Three musicians seated upon kitchen chairs played the flute, concertina and violoncello: (this is an old description of such a dance, and it's interesting that I concertina is put together with the cello. This is not common today, very few cellos being played in folk bands and very few concertina is being played in a classical ensemble similar to the string quartet. However concertina, piano accordion or button accordion was very much a central and Eastern European instrument, perhaps I've restricted to much, as Italian accordion music and French accordion music have exceedingly strong traditions and are wonderful and complex musical genres. Even the Scots take the accordion as standard instrument of a Scottish ceilidh band.

Nevertheless, it's interesting the combination of instruments that was reported in this time. With my own band, The Ostentatious Dance Band, with displays as you may have guessed, music of the Jane Austen period, we do include a cello together with flute, oboe or recorder, guitar and violin.
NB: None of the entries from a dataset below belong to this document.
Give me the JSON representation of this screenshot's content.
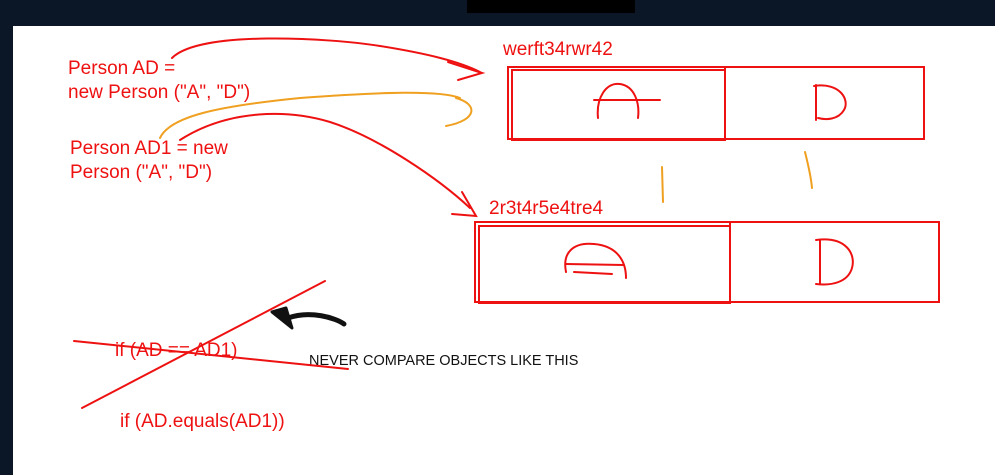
{
  "colors": {
    "ink_red": "#ee1111",
    "ink_orange": "#f0a020",
    "ink_black": "#111111",
    "frame": "#0b1726",
    "canvas": "#ffffff"
  },
  "code": {
    "line1": "Person AD =",
    "line2": "new Person (\"A\", \"D\")",
    "line3": "Person AD1 = new",
    "line4": "Person (\"A\", \"D\")",
    "compare_wrong": "if (AD == AD1)",
    "compare_right": "if (AD.equals(AD1))"
  },
  "memory": {
    "address1": "werft34rwr42",
    "address2": "2r3t4r5e4tre4",
    "obj1_field1": "A",
    "obj1_field2": "D",
    "obj2_field1": "A",
    "obj2_field2": "D"
  },
  "note": "NEVER COMPARE OBJECTS LIKE THIS"
}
 By each stood an encouraging bottle of Veltliner, the local red wine. One young man, asked at what time he had got home to his mountain hut in the summer pastures, said 'In time for milking at dawn.' Wedding dancing required considerable fortitude from guests. (And as I have have explained in earlier paragraphs, even more fortitude from the musicians, which people tend to forget. Perhaps it is in English tradition to forget the musicians, because in the Scottish ceilidh band tradition, the musicians are treated as the honoured guests at the dance and are always offered drinks and fed first, even at a wedding. In the Irish tradition, the musicians are traditionally a part of the whole group, be it a family birthday party, a wedding, or a public event. They are therefore not treated like a bunch of workmen have come to replastering wall. This means that the whole event is interactive, guests and musicians being equally responsible for developing the whole evening's atmosphere and making things go with a whiz.